Ever wondered why there isn’t a webseries that does for indie cartoonists with THE GUILD does for gamers? Well now there is!

A few days ago The Beat’s Shannon O’Leary alerted you to the existence of Derek Kirk Kim’s new webseries, MYTHOMANIA, and now having watched it ourselves, it is SUPER AMAZING. Two episodes (or 9) now out tell the story of Andy Go, an aspiring indie cartoonists who lives in LA, gets rejected by publishers, hangs out with his friends arguing about Alan Moore, and hankers after a cool girl nerd cartoonist. Written and directed by Kim, it’s sharp, funny and looks great — AND it has cameos by Scott McCloud and, in an upcoming episode, Jason Shiga! WATCH IT NOW then come back for the commentary.

In 2004 Derek Kirk Kim won the Eisner and the Harvey for Same Difference and Other Stories, his debut graphic novel, which was really a collection of short stories and a longer novella called “Same Difference.” Considering that he had won the Ignatz Award for Most Promising Talent the prior year, it was a clean sweep for Kim — his pointed dialog, true to life but fresh situations and clean, insightful art coupled with tightly structured stories set him apart from the rest of the (super talented) indie pack.

Since this triumph, Kim’s work has appeared only sporadically. A web comic, Healing Hands, was killed halfway into it. Kim collaborated with Gene Luen Yang on THE ETERNAL SMILE, a collection of three stories dealing with various levels of reality (one was Eisner-nominated) and wrote GOOD AS LILY for the Minx line which also dealt with alternate reality, as a girl finds herself confronted y three versions of herself.


Kim’s latest project is another webcomic, TUNE (above), currently being drawn by Les McLaine, which will one day be collected for First Second. The story ALSO concerns Andy Go — but this one is different, an art school drop out, who gets captured by aliens in between dealing with the realities of growing up in a Korean-American household.

As Kim explains on his Live Journal, Mythomania and Tune combine for yet anothre return to altered realities and what they tell us about our own survival mechanisms.

Now you may think this is coming completely out of left field, but actually Mythomania is a spin-off of Tune! Mythomania and Tune are alternate timelines that stem from the same story. Both stories share the same characters but Andy Go and his friends go down very different paths after college in each series. So in Mythomania, you’ll also see Tony and Yumi, and eventually, Roger as well. Basically, Mythomania is Tune without the sci-fi elements. Tune is about alternate realities and Mythomania is one of them. There are superficial differences between the two worlds -– Andy wears glasses in Mythomania for example, and Tony has a different haircut, etc, but they’re the same characters.
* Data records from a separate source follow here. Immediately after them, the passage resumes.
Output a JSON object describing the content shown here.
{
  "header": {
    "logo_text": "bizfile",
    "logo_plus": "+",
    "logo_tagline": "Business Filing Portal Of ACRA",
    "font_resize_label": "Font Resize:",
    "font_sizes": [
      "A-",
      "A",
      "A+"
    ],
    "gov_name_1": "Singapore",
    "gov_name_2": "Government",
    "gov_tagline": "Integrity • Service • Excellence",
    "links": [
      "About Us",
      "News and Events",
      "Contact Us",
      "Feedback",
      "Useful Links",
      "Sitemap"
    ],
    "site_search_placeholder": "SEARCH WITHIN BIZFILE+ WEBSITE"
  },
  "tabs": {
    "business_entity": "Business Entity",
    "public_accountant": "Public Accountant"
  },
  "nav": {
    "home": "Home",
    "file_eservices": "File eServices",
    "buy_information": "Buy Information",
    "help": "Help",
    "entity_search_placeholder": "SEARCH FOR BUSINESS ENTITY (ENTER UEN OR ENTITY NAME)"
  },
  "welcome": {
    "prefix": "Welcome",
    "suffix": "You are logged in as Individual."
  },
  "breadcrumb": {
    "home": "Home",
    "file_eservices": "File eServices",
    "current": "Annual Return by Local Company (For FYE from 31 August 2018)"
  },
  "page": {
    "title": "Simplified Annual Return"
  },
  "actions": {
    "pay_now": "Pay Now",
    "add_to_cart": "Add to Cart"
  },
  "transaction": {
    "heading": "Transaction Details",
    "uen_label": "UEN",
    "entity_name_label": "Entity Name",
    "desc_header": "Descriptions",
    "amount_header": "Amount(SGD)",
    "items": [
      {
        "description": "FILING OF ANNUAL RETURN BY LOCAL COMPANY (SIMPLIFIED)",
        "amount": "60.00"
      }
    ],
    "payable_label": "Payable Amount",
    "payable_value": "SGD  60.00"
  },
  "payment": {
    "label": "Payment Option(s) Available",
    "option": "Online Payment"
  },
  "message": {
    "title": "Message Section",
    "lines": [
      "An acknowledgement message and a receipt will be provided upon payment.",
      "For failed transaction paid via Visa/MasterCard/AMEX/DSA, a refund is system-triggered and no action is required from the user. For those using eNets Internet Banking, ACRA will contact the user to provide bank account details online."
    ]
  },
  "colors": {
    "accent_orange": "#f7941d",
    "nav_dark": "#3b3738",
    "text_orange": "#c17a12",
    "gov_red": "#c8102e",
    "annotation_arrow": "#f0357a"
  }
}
While several cartoonists have moved into directing recently — notably Troy Nixey and Kaare Andrews — Kim has been stealthily developing MYTHOMANIA for a while. But its strong writing, all-too-recognizable characters and chilly LA vistas show he’s pretty good at it. If you like Scott Pilgrim or Gene Yang’s work, you need to check out Derek Kirk Kim — and luckily, a brand new edition of SAME DIFFERENCE is coming from Top Shelf later this year. Also check out the Mythomania Facebook page.


  1. Check out the first two episodes – It was well made but ultimately too nerdy for me to care about. I dunno, I think the sort of nerdy set-up and those stereotypes (everyone is a hyper-visible one dimensional nerd) have been overdone in the last few years, so I don’t see anything new or interesting in there.

  2. Well, the cast is pleasantly diverse and the editing is polished.

    But beyond that, it’s a lot like Kim’s comics: cliched, self-obsessed, pretentious, and dreadfully dull.

  3. To each their own, but I like the characters that Derek is creating and working with. So it works for me. I also dig the industry references. He knows how to frame a shot and I accept the world he’s crafting sorta out of Tune.